PROBLEM - For each line of the listing that includes the word "Execution", show the whole line.

EXTRACTED ENTRIES -
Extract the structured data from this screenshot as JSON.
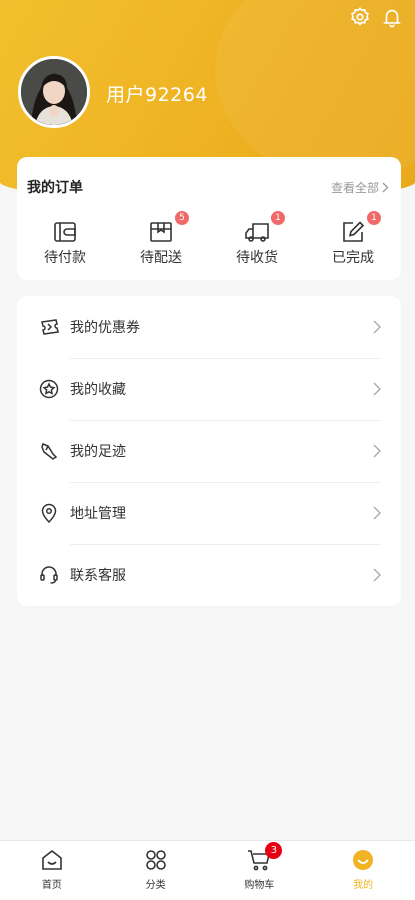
{
  "header": {
    "username": "用户92264",
    "icons": [
      "settings-icon",
      "bell-icon"
    ],
    "gradient_colors": [
      "#f2c02c",
      "#e9a91a"
    ]
  },
  "orders": {
    "title": "我的订单",
    "view_all": "查看全部",
    "items": [
      {
        "label": "待付款",
        "icon": "wallet-icon",
        "badge": ""
      },
      {
        "label": "待配送",
        "icon": "package-icon",
        "badge": "5"
      },
      {
        "label": "待收货",
        "icon": "truck-icon",
        "badge": "1"
      },
      {
        "label": "已完成",
        "icon": "edit-icon",
        "badge": "1"
      }
    ]
  },
  "menu": {
    "items": [
      {
        "label": "我的优惠券",
        "icon": "coupon-icon"
      },
      {
        "label": "我的收藏",
        "icon": "star-icon"
      },
      {
        "label": "我的足迹",
        "icon": "footprint-icon"
      },
      {
        "label": "地址管理",
        "icon": "location-icon"
      },
      {
        "label": "联系客服",
        "icon": "headset-icon"
      }
    ]
  },
  "tabbar": {
    "items": [
      {
        "label": "首页",
        "icon": "home-icon"
      },
      {
        "label": "分类",
        "icon": "category-icon"
      },
      {
        "label": "购物车",
        "icon": "cart-icon",
        "badge": "3"
      },
      {
        "label": "我的",
        "icon": "smile-icon",
        "active": true
      }
    ],
    "active_color": "#f0b323"
  }
}
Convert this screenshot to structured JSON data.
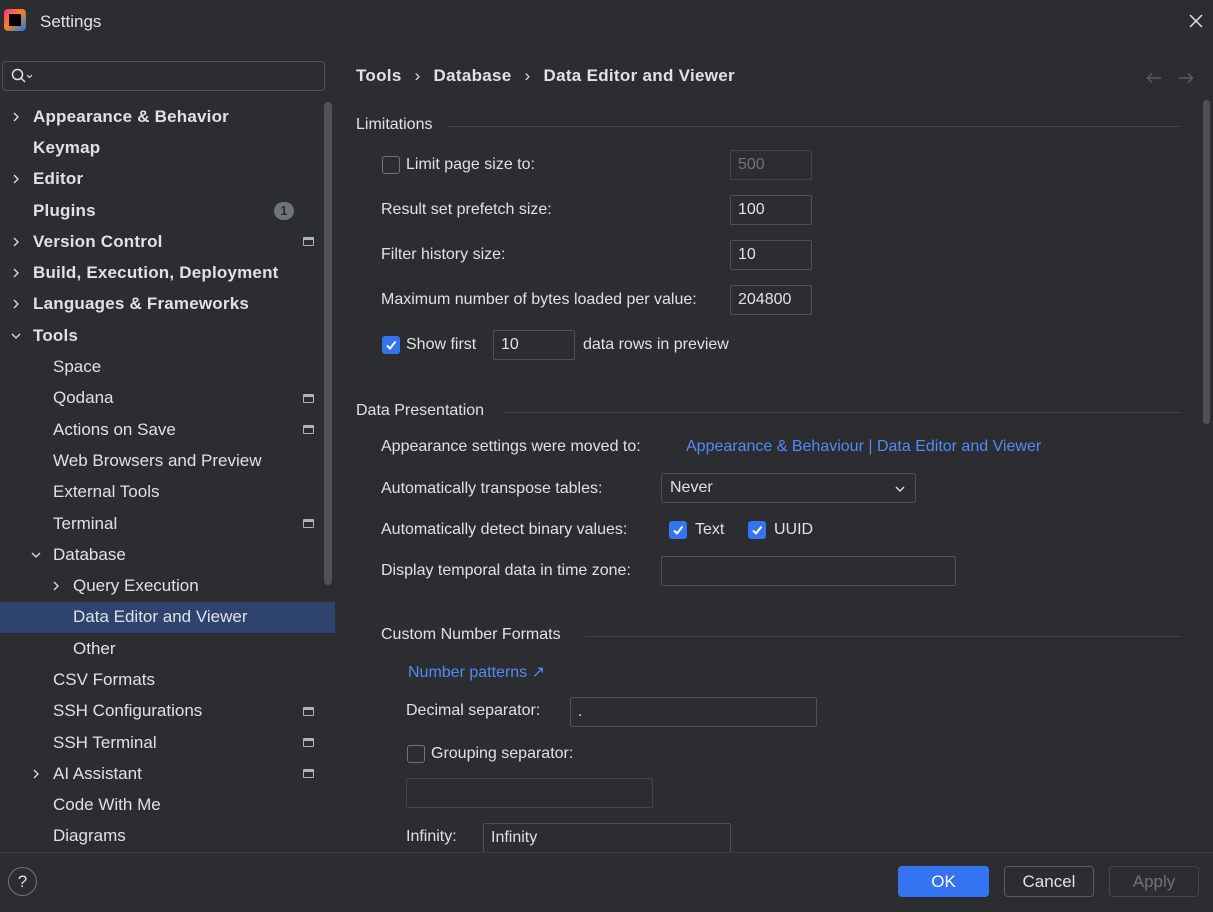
{
  "window": {
    "title": "Settings"
  },
  "search": {
    "placeholder": "",
    "value": ""
  },
  "tree": [
    {
      "label": "Appearance & Behavior",
      "level": 0,
      "top": true,
      "chevron": "right"
    },
    {
      "label": "Keymap",
      "level": 0,
      "top": true
    },
    {
      "label": "Editor",
      "level": 0,
      "top": true,
      "chevron": "right"
    },
    {
      "label": "Plugins",
      "level": 0,
      "top": true,
      "badge": "1"
    },
    {
      "label": "Version Control",
      "level": 0,
      "top": true,
      "chevron": "right",
      "project": true
    },
    {
      "label": "Build, Execution, Deployment",
      "level": 0,
      "top": true,
      "chevron": "right"
    },
    {
      "label": "Languages & Frameworks",
      "level": 0,
      "top": true,
      "chevron": "right"
    },
    {
      "label": "Tools",
      "level": 0,
      "top": true,
      "chevron": "down"
    },
    {
      "label": "Space",
      "level": 1
    },
    {
      "label": "Qodana",
      "level": 1,
      "project": true
    },
    {
      "label": "Actions on Save",
      "level": 1,
      "project": true
    },
    {
      "label": "Web Browsers and Preview",
      "level": 1
    },
    {
      "label": "External Tools",
      "level": 1
    },
    {
      "label": "Terminal",
      "level": 1,
      "project": true
    },
    {
      "label": "Database",
      "level": 1,
      "chevron": "down"
    },
    {
      "label": "Query Execution",
      "level": 2,
      "chevron": "right"
    },
    {
      "label": "Data Editor and Viewer",
      "level": 2,
      "selected": true
    },
    {
      "label": "Other",
      "level": 2
    },
    {
      "label": "CSV Formats",
      "level": 1
    },
    {
      "label": "SSH Configurations",
      "level": 1,
      "project": true
    },
    {
      "label": "SSH Terminal",
      "level": 1,
      "project": true
    },
    {
      "label": "AI Assistant",
      "level": 1,
      "chevron": "right",
      "project": true
    },
    {
      "label": "Code With Me",
      "level": 1
    },
    {
      "label": "Diagrams",
      "level": 1
    }
  ],
  "breadcrumb": {
    "items": [
      "Tools",
      "Database",
      "Data Editor and Viewer"
    ],
    "separator": "›"
  },
  "limitations": {
    "title": "Limitations",
    "limit_page_size": {
      "label": "Limit page size to:",
      "checked": false,
      "value": "500"
    },
    "prefetch": {
      "label": "Result set prefetch size:",
      "value": "100"
    },
    "filter_history": {
      "label": "Filter history size:",
      "value": "10"
    },
    "max_bytes": {
      "label": "Maximum number of bytes loaded per value:",
      "value": "204800"
    },
    "show_first": {
      "label": "Show first",
      "checked": true,
      "value": "10",
      "suffix": "data rows in preview"
    }
  },
  "data_presentation": {
    "title": "Data Presentation",
    "appearance_moved": {
      "label": "Appearance settings were moved to:",
      "link": "Appearance & Behaviour | Data Editor and Viewer"
    },
    "transpose": {
      "label": "Automatically transpose tables:",
      "value": "Never"
    },
    "binary": {
      "label": "Automatically detect binary values:",
      "text_label": "Text",
      "text_checked": true,
      "uuid_label": "UUID",
      "uuid_checked": true
    },
    "timezone": {
      "label": "Display temporal data in time zone:",
      "value": ""
    }
  },
  "number_formats": {
    "title": "Custom Number Formats",
    "patterns_link": "Number patterns ↗",
    "decimal": {
      "label": "Decimal separator:",
      "value": "."
    },
    "grouping": {
      "label": "Grouping separator:",
      "checked": false,
      "value": ""
    },
    "infinity": {
      "label": "Infinity:",
      "value": "Infinity"
    }
  },
  "footer": {
    "help": "?",
    "ok": "OK",
    "cancel": "Cancel",
    "apply": "Apply"
  },
  "colors": {
    "background": "#2b2d30",
    "accent": "#3574f0",
    "link": "#548af7",
    "selection": "#2e436e",
    "text": "#dfe1e5"
  }
}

RESULT OF THIS TASK -
      "label": "Build, Execution, Deployment",
      "label": "Query Execution",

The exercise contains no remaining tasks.